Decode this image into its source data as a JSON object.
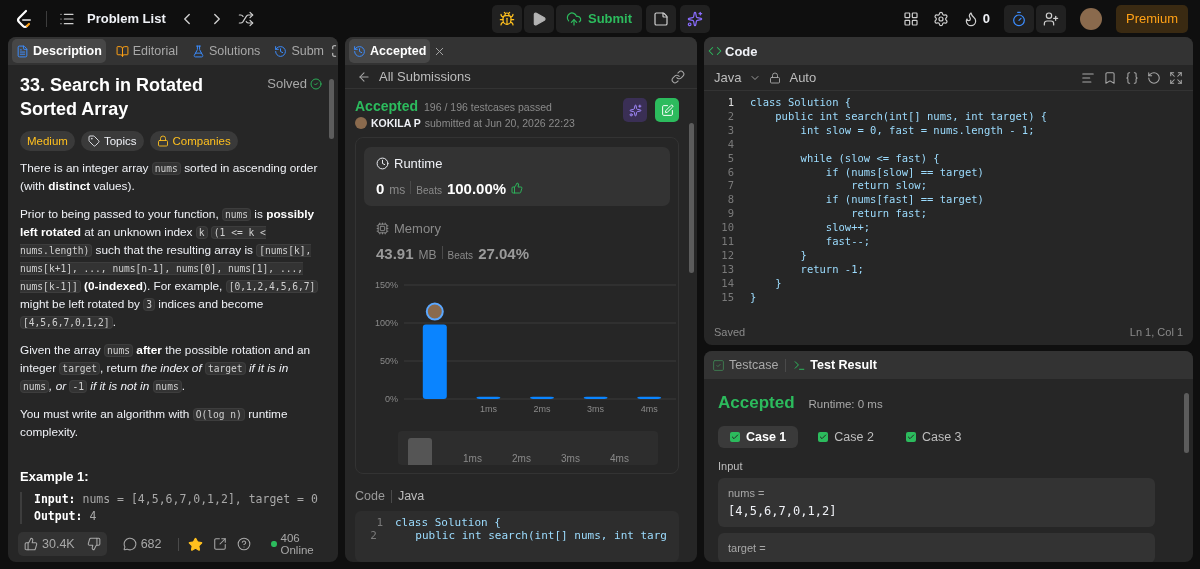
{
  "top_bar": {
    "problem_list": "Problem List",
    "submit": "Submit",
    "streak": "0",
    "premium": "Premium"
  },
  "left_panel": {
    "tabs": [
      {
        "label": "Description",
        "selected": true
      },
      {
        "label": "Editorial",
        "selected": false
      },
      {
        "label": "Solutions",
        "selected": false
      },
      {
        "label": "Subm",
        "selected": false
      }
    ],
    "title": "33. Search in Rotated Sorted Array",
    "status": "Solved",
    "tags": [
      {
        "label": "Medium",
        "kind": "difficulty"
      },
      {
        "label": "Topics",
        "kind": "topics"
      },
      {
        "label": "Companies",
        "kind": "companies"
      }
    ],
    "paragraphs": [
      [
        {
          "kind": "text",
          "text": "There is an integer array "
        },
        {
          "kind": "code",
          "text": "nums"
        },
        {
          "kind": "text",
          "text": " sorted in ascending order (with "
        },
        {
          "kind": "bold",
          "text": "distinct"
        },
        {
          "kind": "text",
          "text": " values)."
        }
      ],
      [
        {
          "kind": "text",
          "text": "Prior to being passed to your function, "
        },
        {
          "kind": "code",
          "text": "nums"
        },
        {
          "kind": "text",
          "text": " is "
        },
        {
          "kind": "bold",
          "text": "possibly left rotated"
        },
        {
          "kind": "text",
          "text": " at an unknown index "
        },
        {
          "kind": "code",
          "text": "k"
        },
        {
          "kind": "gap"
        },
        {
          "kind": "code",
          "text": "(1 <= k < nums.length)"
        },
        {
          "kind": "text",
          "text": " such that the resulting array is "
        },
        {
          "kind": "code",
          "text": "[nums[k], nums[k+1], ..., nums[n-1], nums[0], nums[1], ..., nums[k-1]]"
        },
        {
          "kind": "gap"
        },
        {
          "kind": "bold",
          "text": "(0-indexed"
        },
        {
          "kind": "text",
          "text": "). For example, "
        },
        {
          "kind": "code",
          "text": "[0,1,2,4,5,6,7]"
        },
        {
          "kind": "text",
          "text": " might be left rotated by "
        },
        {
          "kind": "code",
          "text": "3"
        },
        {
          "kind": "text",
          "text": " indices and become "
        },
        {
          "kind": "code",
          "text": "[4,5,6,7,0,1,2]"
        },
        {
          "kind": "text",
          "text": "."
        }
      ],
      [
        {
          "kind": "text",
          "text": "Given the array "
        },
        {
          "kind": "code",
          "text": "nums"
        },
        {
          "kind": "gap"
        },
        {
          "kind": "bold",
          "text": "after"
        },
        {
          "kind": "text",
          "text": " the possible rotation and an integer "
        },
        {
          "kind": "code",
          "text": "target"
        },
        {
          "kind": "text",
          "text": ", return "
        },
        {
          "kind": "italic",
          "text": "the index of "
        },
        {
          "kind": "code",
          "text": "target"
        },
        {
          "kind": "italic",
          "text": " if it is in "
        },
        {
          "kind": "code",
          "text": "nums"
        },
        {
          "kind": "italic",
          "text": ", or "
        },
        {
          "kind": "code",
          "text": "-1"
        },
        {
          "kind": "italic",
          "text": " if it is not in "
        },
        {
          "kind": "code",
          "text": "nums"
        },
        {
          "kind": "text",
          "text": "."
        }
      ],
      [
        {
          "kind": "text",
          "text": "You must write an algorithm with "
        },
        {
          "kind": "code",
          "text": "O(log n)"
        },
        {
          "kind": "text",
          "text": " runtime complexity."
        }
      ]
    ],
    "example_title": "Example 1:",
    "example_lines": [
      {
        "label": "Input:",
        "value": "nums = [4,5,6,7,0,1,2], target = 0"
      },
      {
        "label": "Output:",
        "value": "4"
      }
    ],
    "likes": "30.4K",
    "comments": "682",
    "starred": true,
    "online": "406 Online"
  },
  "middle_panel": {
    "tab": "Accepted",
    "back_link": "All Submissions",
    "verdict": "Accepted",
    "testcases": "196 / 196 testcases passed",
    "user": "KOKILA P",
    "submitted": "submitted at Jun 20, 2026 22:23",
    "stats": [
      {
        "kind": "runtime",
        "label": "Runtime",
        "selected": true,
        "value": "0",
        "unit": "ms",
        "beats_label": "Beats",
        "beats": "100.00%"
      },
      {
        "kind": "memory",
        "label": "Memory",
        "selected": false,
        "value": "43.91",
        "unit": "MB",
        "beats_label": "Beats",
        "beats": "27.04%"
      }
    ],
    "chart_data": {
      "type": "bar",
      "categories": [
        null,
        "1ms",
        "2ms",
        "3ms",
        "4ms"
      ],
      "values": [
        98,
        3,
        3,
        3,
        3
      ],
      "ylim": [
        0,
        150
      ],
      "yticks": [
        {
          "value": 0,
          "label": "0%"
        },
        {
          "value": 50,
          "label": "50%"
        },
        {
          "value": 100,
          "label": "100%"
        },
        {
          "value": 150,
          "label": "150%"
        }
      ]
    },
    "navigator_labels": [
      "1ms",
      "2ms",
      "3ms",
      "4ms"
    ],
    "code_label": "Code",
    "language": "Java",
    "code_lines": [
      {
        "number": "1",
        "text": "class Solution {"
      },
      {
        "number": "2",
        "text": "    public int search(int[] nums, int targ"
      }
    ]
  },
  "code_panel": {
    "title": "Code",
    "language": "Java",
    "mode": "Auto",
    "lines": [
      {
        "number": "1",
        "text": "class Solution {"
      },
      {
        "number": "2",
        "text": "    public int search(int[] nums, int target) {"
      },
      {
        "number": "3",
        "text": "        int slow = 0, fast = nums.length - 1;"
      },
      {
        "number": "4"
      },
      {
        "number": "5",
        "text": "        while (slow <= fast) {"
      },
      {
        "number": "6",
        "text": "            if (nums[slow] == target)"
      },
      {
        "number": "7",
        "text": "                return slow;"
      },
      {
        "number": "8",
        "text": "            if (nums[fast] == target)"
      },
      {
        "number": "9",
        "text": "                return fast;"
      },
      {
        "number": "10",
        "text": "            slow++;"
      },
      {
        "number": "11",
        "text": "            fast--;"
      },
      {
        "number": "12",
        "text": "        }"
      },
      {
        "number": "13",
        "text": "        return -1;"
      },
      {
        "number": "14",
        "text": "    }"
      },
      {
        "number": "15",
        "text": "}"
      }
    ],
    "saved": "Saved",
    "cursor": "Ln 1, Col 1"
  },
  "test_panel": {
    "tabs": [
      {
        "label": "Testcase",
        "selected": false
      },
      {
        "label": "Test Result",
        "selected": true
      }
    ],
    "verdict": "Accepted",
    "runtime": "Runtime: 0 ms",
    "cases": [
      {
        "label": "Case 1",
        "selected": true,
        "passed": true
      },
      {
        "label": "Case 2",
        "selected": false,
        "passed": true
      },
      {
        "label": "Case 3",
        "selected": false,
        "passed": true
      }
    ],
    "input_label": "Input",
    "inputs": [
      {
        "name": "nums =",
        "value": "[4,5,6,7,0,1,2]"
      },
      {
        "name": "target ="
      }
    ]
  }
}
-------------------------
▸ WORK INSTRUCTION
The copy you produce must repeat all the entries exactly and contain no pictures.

▸ YOUR SOLUTION
Decode this image into its source data as a JSON object.
{
  "top_bar": {
    "problem_list": "Problem List",
    "submit": "Submit",
    "streak": "0",
    "premium": "Premium"
  },
  "left_panel": {
    "tabs": [
      {
        "label": "Description",
        "selected": true
      },
      {
        "label": "Editorial",
        "selected": false
      },
      {
        "label": "Solutions",
        "selected": false
      },
      {
        "label": "Subm",
        "selected": false
      }
    ],
    "title": "33. Search in Rotated Sorted Array",
    "status": "Solved",
    "tags": [
      {
        "label": "Medium",
        "kind": "difficulty"
      },
      {
        "label": "Topics",
        "kind": "topics"
      },
      {
        "label": "Companies",
        "kind": "companies"
      }
    ],
    "paragraphs": [
      [
        {
          "kind": "text",
          "text": "There is an integer array "
        },
        {
          "kind": "code",
          "text": "nums"
        },
        {
          "kind": "text",
          "text": " sorted in ascending order (with "
        },
        {
          "kind": "bold",
          "text": "distinct"
        },
        {
          "kind": "text",
          "text": " values)."
        }
      ],
      [
        {
          "kind": "text",
          "text": "Prior to being passed to your function, "
        },
        {
          "kind": "code",
          "text": "nums"
        },
        {
          "kind": "text",
          "text": " is "
        },
        {
          "kind": "bold",
          "text": "possibly left rotated"
        },
        {
          "kind": "text",
          "text": " at an unknown index "
        },
        {
          "kind": "code",
          "text": "k"
        },
        {
          "kind": "gap"
        },
        {
          "kind": "code",
          "text": "(1 <= k < nums.length)"
        },
        {
          "kind": "text",
          "text": " such that the resulting array is "
        },
        {
          "kind": "code",
          "text": "[nums[k], nums[k+1], ..., nums[n-1], nums[0], nums[1], ..., nums[k-1]]"
        },
        {
          "kind": "gap"
        },
        {
          "kind": "bold",
          "text": "(0-indexed"
        },
        {
          "kind": "text",
          "text": "). For example, "
        },
        {
          "kind": "code",
          "text": "[0,1,2,4,5,6,7]"
        },
        {
          "kind": "text",
          "text": " might be left rotated by "
        },
        {
          "kind": "code",
          "text": "3"
        },
        {
          "kind": "text",
          "text": " indices and become "
        },
        {
          "kind": "code",
          "text": "[4,5,6,7,0,1,2]"
        },
        {
          "kind": "text",
          "text": "."
        }
      ],
      [
        {
          "kind": "text",
          "text": "Given the array "
        },
        {
          "kind": "code",
          "text": "nums"
        },
        {
          "kind": "gap"
        },
        {
          "kind": "bold",
          "text": "after"
        },
        {
          "kind": "text",
          "text": " the possible rotation and an integer "
        },
        {
          "kind": "code",
          "text": "target"
        },
        {
          "kind": "text",
          "text": ", return "
        },
        {
          "kind": "italic",
          "text": "the index of "
        },
        {
          "kind": "code",
          "text": "target"
        },
        {
          "kind": "italic",
          "text": " if it is in "
        },
        {
          "kind": "code",
          "text": "nums"
        },
        {
          "kind": "italic",
          "text": ", or "
        },
        {
          "kind": "code",
          "text": "-1"
        },
        {
          "kind": "italic",
          "text": " if it is not in "
        },
        {
          "kind": "code",
          "text": "nums"
        },
        {
          "kind": "text",
          "text": "."
        }
      ],
      [
        {
          "kind": "text",
          "text": "You must write an algorithm with "
        },
        {
          "kind": "code",
          "text": "O(log n)"
        },
        {
          "kind": "text",
          "text": " runtime complexity."
        }
      ]
    ],
    "example_title": "Example 1:",
    "example_lines": [
      {
        "label": "Input:",
        "value": "nums = [4,5,6,7,0,1,2], target = 0"
      },
      {
        "label": "Output:",
        "value": "4"
      }
    ],
    "likes": "30.4K",
    "comments": "682",
    "starred": true,
    "online": "406 Online"
  },
  "middle_panel": {
    "tab": "Accepted",
    "back_link": "All Submissions",
    "verdict": "Accepted",
    "testcases": "196 / 196 testcases passed",
    "user": "KOKILA P",
    "submitted": "submitted at Jun 20, 2026 22:23",
    "stats": [
      {
        "kind": "runtime",
        "label": "Runtime",
        "selected": true,
        "value": "0",
        "unit": "ms",
        "beats_label": "Beats",
        "beats": "100.00%"
      },
      {
        "kind": "memory",
        "label": "Memory",
        "selected": false,
        "value": "43.91",
        "unit": "MB",
        "beats_label": "Beats",
        "beats": "27.04%"
      }
    ],
    "chart_data": {
      "type": "bar",
      "categories": [
        null,
        "1ms",
        "2ms",
        "3ms",
        "4ms"
      ],
      "values": [
        98,
        3,
        3,
        3,
        3
      ],
      "ylim": [
        0,
        150
      ],
      "yticks": [
        {
          "value": 0,
          "label": "0%"
        },
        {
          "value": 50,
          "label": "50%"
        },
        {
          "value": 100,
          "label": "100%"
        },
        {
          "value": 150,
          "label": "150%"
        }
      ]
    },
    "navigator_labels": [
      "1ms",
      "2ms",
      "3ms",
      "4ms"
    ],
    "code_label": "Code",
    "language": "Java",
    "code_lines": [
      {
        "number": "1",
        "text": "class Solution {"
      },
      {
        "number": "2",
        "text": "    public int search(int[] nums, int targ"
      }
    ]
  },
  "code_panel": {
    "title": "Code",
    "language": "Java",
    "mode": "Auto",
    "lines": [
      {
        "number": "1",
        "text": "class Solution {"
      },
      {
        "number": "2",
        "text": "    public int search(int[] nums, int target) {"
      },
      {
        "number": "3",
        "text": "        int slow = 0, fast = nums.length - 1;"
      },
      {
        "number": "4"
      },
      {
        "number": "5",
        "text": "        while (slow <= fast) {"
      },
      {
        "number": "6",
        "text": "            if (nums[slow] == target)"
      },
      {
        "number": "7",
        "text": "                return slow;"
      },
      {
        "number": "8",
        "text": "            if (nums[fast] == target)"
      },
      {
        "number": "9",
        "text": "                return fast;"
      },
      {
        "number": "10",
        "text": "            slow++;"
      },
      {
        "number": "11",
        "text": "            fast--;"
      },
      {
        "number": "12",
        "text": "        }"
      },
      {
        "number": "13",
        "text": "        return -1;"
      },
      {
        "number": "14",
        "text": "    }"
      },
      {
        "number": "15",
        "text": "}"
      }
    ],
    "saved": "Saved",
    "cursor": "Ln 1, Col 1"
  },
  "test_panel": {
    "tabs": [
      {
        "label": "Testcase",
        "selected": false
      },
      {
        "label": "Test Result",
        "selected": true
      }
    ],
    "verdict": "Accepted",
    "runtime": "Runtime: 0 ms",
    "cases": [
      {
        "label": "Case 1",
        "selected": true,
        "passed": true
      },
      {
        "label": "Case 2",
        "selected": false,
        "passed": true
      },
      {
        "label": "Case 3",
        "selected": false,
        "passed": true
      }
    ],
    "input_label": "Input",
    "inputs": [
      {
        "name": "nums =",
        "value": "[4,5,6,7,0,1,2]"
      },
      {
        "name": "target ="
      }
    ]
  }
}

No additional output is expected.